Now what am I saying by that? Well, I can easily define Johnny’s fighting behavior has been inappropriate, a detrimental, a pathological or sick? Would it make any difference if that was a sick system that created the fighting? Is it possible — and I am not saying this is true but is it possible for us to perceive that his fighting is an appropriate response in terms of the reportorial responses that he has to a really hostile, invalidating sick situation. And that is what I say is important for all of us who began to look at.

Optional Readings
The literature is rich with resources to help counselors and therapists delve more deeply into the topics being covered in this course and to pursue their own special interests. In each unit you will find a reference list compiled by experts in each of the specialization areas at Capella University; look to these for information and use as you wish in your professional development. Please note that it is acceptable to draw from these resources for your discussions and assignments; however, you should not rely exclusively on these resources in completing assignments that require library research.
• In McGoldrick and Hardy’s Re-Visioning Family Therapy: Race, Culture, and Gender in Clinical Practice (2nd ed.), read “Introduction: Re-visioning Family Therapy From a Multicultural Perspective,” pages 3–24.
• Read Duchar, Abraham, and Roman’s 2010 article, “Counselor Attitudes Toward the Use of Motivational Incentives in Addiction Treatment,” in American Journal on Addictions, volume 19, issue 6, pages 496–503.
• Read Ivey’s 1987 article, “The Multicultural Practice of Therapy: Ethics, Empathy, and Dialectics,” in Journal of Social and Clinical Psychology, volume 5, issue 2, pages 195–204.
• Read Jacobs and Kane’s 2010 article, “HIV-Related Stigma in Midlife and Older Women,” in Social Work in Health Care, volume 49, issue 1, pages 68–89.
• Read Richard, Trevino, Baker, and Valdez’s 2010 article, “Negative Reflected Appraisal, Negative Self-Perception, and Drug Use Intentions in a Sample of Suburban High School Students,” in Journal of Child Adolescent Substance Abuse, volume 19, issue 3, pages 193–209.

Question 1: 1 page needed with two references.
Multicultural Counseling and Therapy (MCT)
Refer to your readings and the mini-lecture by Dr. Sue and prepare a posting that describes your understanding of MCT and review the implications of MCT for counseling practice.
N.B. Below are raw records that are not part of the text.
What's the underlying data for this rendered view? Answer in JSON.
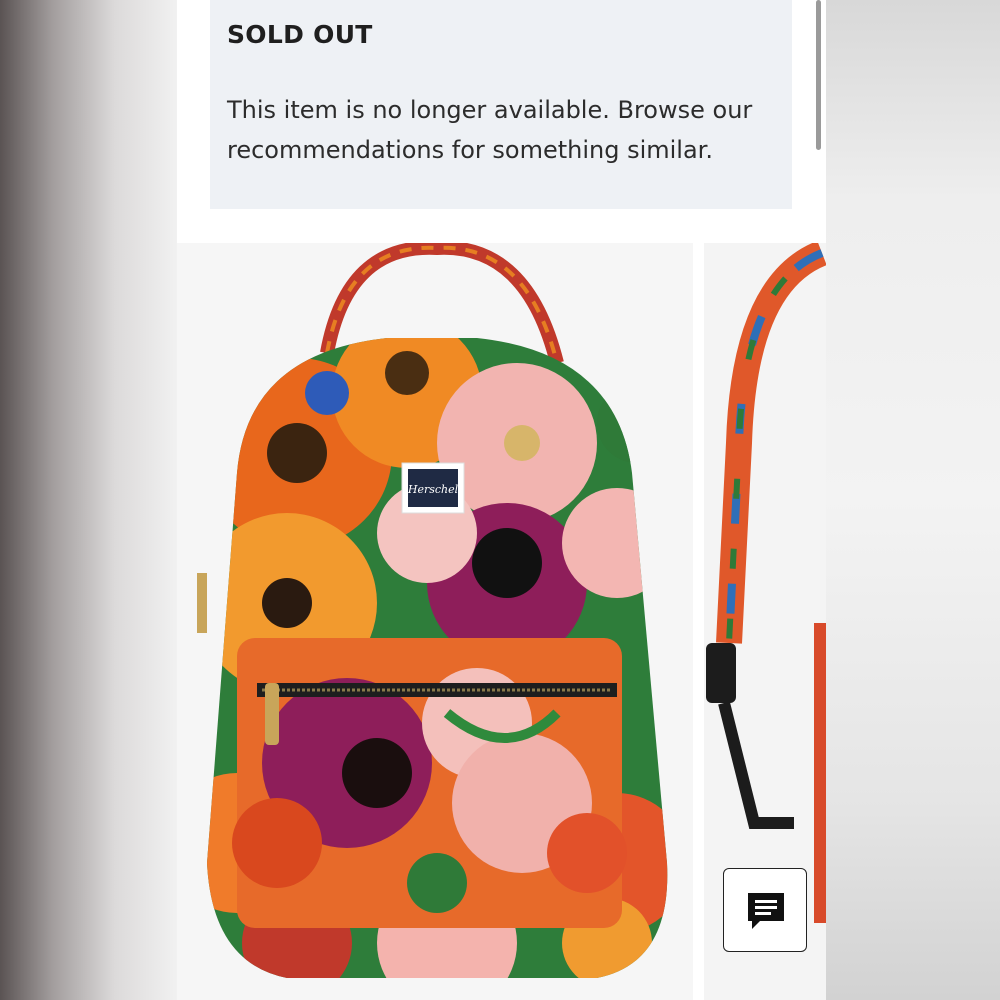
{
  "notice": {
    "title": "SOLD OUT",
    "body": "This item is no longer available. Browse our recommendations for something similar."
  },
  "gallery": {
    "images": [
      {
        "name": "floral-backpack-front",
        "brand_label": "Herschel"
      },
      {
        "name": "floral-backpack-side"
      }
    ]
  },
  "chat": {
    "icon": "chat-icon"
  },
  "colors": {
    "notice_bg": "#eef1f5",
    "text": "#1f1f1f",
    "strap": "#1c1c1c"
  }
}
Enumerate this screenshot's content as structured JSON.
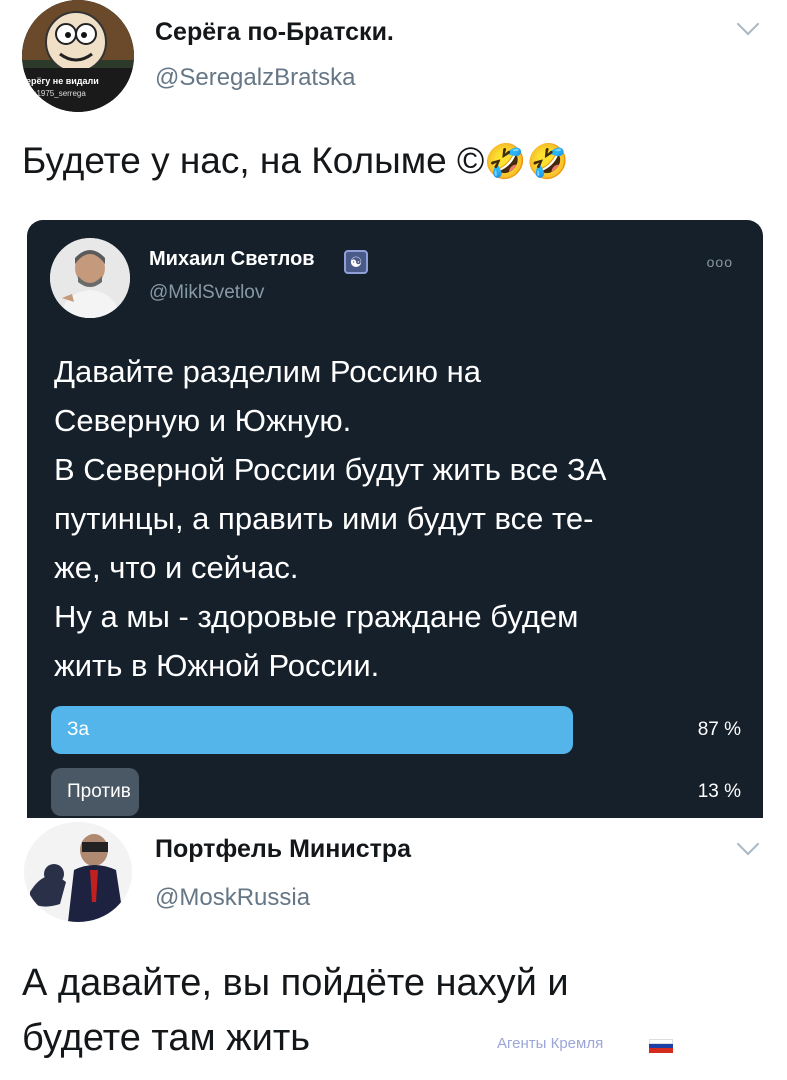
{
  "tweet1": {
    "name": "Серёга по-Братски.",
    "handle": "@SeregalzBratska",
    "avatar_caption_line1": "ерёгу не видали",
    "avatar_caption_line2": "h1975_serrega",
    "text": "Будете у нас, на Колыме ©",
    "emoji": "🤣🤣",
    "menu_icon": "chevron-down-icon"
  },
  "quoted_tweet": {
    "name": "Михаил Светлов",
    "badge_icon": "yin-yang-icon",
    "badge_glyph": "☯",
    "handle": "@MiklSvetlov",
    "more_label": "ooo",
    "text_lines": [
      "Давайте разделим Россию на",
      "Северную и Южную.",
      "В Северной России будут жить все ЗА",
      "путинцы, а править ими будут все те-",
      "же, что и сейчас.",
      "Ну а мы - здоровые граждане будем",
      "жить в Южной России."
    ],
    "poll": [
      {
        "label": "За",
        "percent_text": "87 %",
        "share": 0.87,
        "color": "#53b5ea"
      },
      {
        "label": "Против",
        "percent_text": "13 %",
        "share": 0.13,
        "color": "#4a5865"
      }
    ],
    "background": "#15202b"
  },
  "tweet2": {
    "name": "Портфель Министра",
    "handle": "@MoskRussia",
    "text_line1": "А давайте, вы пойдёте нахуй и",
    "text_line2": "будете там жить",
    "menu_icon": "chevron-down-icon"
  },
  "watermark": {
    "text": "Агенты Кремля",
    "flag_icon": "russian-flag-icon"
  }
}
How does MCT expand the practices and roles of counselors as therapists, as compared to traditional practices and roles? What is the significance of a client’s social and cultural context within MCT and how does MCT challenge counselors to intervene at the systems level?

Question 2: 1 page needed with two references.
The Impact of Group Membership
Sue and Sue (2013) illustrated similarities and differences among people, and the powerful influence of perceived group membership on how we view others and how we view ourselves with this saying: “All individuals, in many respects, are (a) like no other individuals, (b) like some individuals, and (c) like all other individuals” (p. 41). Considering the article you read for your specialization area, discuss the impact of group membership or memberships as they relate to the population you read about and your specialization area. Note: My specialization area is addiction counseling.